TYM: In response to one of your videos, someone gave this opinion:
“We don’t need the Bible, or the Koran, or the Dhammapada, or the Yoga sutras of Patanjali, to know that homosexuality is evil. We only need to listen to those perverts talk amongst themselves. As Hollywood tries to homosexualize America, these conversations are more available to the decent public. They do what they do BECAUSE it is evil, and they enjoy doing evil.”
What is more important to you: fooling people like this and having them expose themselves as psychotics, or having people understand that you are producing parodies and as such are able to consider your real message? Also, “homosexualize” is coming up with those red squiggly lines in Microsoft WordŠdoes that mean it’s not really a word?
EC: I’m sure it’s a word to them. They’ve probably been using it ever since they became heterosexualized. I don’t know…people these days seem to be doing a fine job of exposing their psychotic leanings all by themselves — or at least, in some cases with the image of Barack Obama in their mind. I guess I’d rather everyone hear the real message in my videos — although I am dead set against informing people up-front that my videos are satire.
TYM: How do you think of ideas for your show? Want any suggestions? I’ve got plenty of applicable baggage you could address.
EC: They just come to me, usually when I’m going over comments people have left. For example, someone was arguing with a Christian lady about the faulty “design” of the human body, and she said, “I think the human body is a pretty cool design.” And a light bulb went off, and I made the video “God’s Cool Designs,” which starts out with puppies and pandas and ends up showing bubonic plague and smallpox victims.
Lately I’ve been doing fewer videos. A lot of the themes have been covered, and I’d rather do nothing than repeat myself. I want each of the videos to have some kind of unique twist or point, and still be funny.
TYM: If you could start your own religion, what would it be called, and what would its tenets be?
EC: It would be called Silencism. Believe whatever you want, but keep quiet about it. I’m actually a little offended when a total stranger writes and asks me, “What’s your religion, anyway? What do YOU believe?” Hey, none of your business! In my perfect world, asking someone their religion would be like asking how much money they make, or their dick size. And for someone to say, “Well you know, I’m a Christian” would be as shocking as hearing, “Well you know, I have a nine-inch hog.”

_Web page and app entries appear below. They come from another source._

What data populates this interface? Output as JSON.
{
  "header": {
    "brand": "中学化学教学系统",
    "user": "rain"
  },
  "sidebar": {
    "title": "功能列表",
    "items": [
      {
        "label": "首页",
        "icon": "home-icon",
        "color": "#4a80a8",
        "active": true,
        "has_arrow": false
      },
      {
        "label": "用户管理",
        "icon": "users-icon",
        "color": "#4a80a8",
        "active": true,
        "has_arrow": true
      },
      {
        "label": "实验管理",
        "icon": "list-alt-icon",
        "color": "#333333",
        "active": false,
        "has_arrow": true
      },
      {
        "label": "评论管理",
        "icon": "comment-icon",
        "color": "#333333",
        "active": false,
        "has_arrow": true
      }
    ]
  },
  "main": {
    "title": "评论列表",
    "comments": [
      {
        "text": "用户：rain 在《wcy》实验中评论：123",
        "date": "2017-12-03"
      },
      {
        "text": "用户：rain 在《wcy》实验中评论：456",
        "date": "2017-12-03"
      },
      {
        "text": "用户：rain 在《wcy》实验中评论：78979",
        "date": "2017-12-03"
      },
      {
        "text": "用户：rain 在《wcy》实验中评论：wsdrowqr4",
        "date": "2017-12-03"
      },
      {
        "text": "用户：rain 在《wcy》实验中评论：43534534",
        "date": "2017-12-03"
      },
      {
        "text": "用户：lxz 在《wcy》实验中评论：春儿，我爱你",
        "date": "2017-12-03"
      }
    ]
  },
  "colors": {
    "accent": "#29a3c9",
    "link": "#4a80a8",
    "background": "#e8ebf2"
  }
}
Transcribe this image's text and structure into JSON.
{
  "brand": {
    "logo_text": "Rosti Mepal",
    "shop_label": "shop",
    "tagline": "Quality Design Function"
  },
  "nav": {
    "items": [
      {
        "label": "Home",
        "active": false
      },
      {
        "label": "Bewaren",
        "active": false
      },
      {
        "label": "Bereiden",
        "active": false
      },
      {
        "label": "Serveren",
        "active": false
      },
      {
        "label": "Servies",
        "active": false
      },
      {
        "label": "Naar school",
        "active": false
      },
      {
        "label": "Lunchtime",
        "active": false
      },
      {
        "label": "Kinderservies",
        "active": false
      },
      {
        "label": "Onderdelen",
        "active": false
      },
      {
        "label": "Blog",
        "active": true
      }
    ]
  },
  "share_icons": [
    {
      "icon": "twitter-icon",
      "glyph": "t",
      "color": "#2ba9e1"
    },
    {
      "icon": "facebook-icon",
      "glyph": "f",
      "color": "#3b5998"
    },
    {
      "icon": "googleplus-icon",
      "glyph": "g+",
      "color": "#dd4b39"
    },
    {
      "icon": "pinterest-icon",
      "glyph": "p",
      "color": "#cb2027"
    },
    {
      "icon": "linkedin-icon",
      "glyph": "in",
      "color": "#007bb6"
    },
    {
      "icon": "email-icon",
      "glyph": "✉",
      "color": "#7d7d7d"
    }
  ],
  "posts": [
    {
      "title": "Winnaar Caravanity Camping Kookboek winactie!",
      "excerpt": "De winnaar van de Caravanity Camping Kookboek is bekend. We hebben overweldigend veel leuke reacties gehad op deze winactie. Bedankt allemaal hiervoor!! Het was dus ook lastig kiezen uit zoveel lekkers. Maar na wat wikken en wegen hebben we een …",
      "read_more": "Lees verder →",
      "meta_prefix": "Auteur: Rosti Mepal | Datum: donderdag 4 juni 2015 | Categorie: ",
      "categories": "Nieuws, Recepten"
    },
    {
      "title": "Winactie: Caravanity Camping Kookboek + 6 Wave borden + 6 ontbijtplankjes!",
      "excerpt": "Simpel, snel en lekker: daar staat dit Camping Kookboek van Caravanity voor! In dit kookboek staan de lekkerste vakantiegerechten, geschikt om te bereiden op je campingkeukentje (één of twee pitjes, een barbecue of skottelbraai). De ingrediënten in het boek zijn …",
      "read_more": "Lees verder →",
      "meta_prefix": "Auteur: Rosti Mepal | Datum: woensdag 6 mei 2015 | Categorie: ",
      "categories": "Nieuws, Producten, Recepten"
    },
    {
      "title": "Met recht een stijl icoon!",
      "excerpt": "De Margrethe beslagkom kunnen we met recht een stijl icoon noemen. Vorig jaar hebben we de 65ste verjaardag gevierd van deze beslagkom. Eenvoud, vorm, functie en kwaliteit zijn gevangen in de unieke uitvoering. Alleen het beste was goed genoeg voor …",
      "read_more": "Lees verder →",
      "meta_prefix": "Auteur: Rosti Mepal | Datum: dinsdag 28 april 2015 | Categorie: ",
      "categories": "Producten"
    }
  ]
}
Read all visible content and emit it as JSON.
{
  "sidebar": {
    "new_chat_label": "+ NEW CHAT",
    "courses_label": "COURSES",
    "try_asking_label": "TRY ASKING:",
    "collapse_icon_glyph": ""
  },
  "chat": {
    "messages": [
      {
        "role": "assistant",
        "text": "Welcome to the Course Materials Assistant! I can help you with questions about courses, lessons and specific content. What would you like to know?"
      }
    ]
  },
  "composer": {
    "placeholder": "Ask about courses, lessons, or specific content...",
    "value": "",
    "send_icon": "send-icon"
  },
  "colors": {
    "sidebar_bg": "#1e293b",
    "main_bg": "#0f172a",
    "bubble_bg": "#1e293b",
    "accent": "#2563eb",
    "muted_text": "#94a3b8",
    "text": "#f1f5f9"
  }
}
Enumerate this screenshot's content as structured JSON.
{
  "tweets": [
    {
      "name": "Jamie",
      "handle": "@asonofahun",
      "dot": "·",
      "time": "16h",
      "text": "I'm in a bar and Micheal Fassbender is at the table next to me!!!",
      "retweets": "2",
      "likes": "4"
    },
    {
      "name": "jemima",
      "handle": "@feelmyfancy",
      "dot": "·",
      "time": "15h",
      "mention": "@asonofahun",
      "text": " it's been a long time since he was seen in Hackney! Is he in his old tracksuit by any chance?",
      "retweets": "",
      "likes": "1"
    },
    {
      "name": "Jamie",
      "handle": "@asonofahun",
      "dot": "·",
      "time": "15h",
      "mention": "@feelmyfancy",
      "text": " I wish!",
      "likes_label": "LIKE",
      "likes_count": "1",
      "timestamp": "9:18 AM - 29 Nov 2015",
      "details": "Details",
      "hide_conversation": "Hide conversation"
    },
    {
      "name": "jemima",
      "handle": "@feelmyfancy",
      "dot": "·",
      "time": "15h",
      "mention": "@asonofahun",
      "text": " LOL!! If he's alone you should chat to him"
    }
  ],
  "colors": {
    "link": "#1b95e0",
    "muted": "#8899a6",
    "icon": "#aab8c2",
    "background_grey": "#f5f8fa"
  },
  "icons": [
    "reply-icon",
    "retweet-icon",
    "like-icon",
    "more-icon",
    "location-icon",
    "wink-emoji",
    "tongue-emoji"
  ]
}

TYM: Lastly, do you have any advice for Youtube content-creators or people who want to do a satirical series like yours?
EC: Do it for fun. Any time I’ve had any kind of success, it’s because I was doing something that I would do anyway, without any rewards. If you’re making a calculated effort to become popular or make money, you’ll probably fail. But if you’re true to yourself and you happen to come up with something that the public actually wants — even though they don’t realize it yet — then you’ll succeed.
TYM: Thank you so much for taking the time to hang out with us and shoot the shit. I feel your Youtube videos are a historically significant event as far as user-produced, online media is concerned. At the very least they’re more important than the Chocolate Rain guy, because he’s sort of creepy.
EC: Thank you — although I’m a little disappointed, because on a few of my videos, I go to great lengths to be creepy.
TYM: Check out all of Edward’s videos on [http://www.youtube.com/user/EdwardCurrent] and visit his MySpace at [http://www.myspace.com/eddiecurrent]. Any final words for our readers?
EC: Remember: They may pray for us, but we’ll think for them.
TYM: Thank you all for checking this out. Fight the power.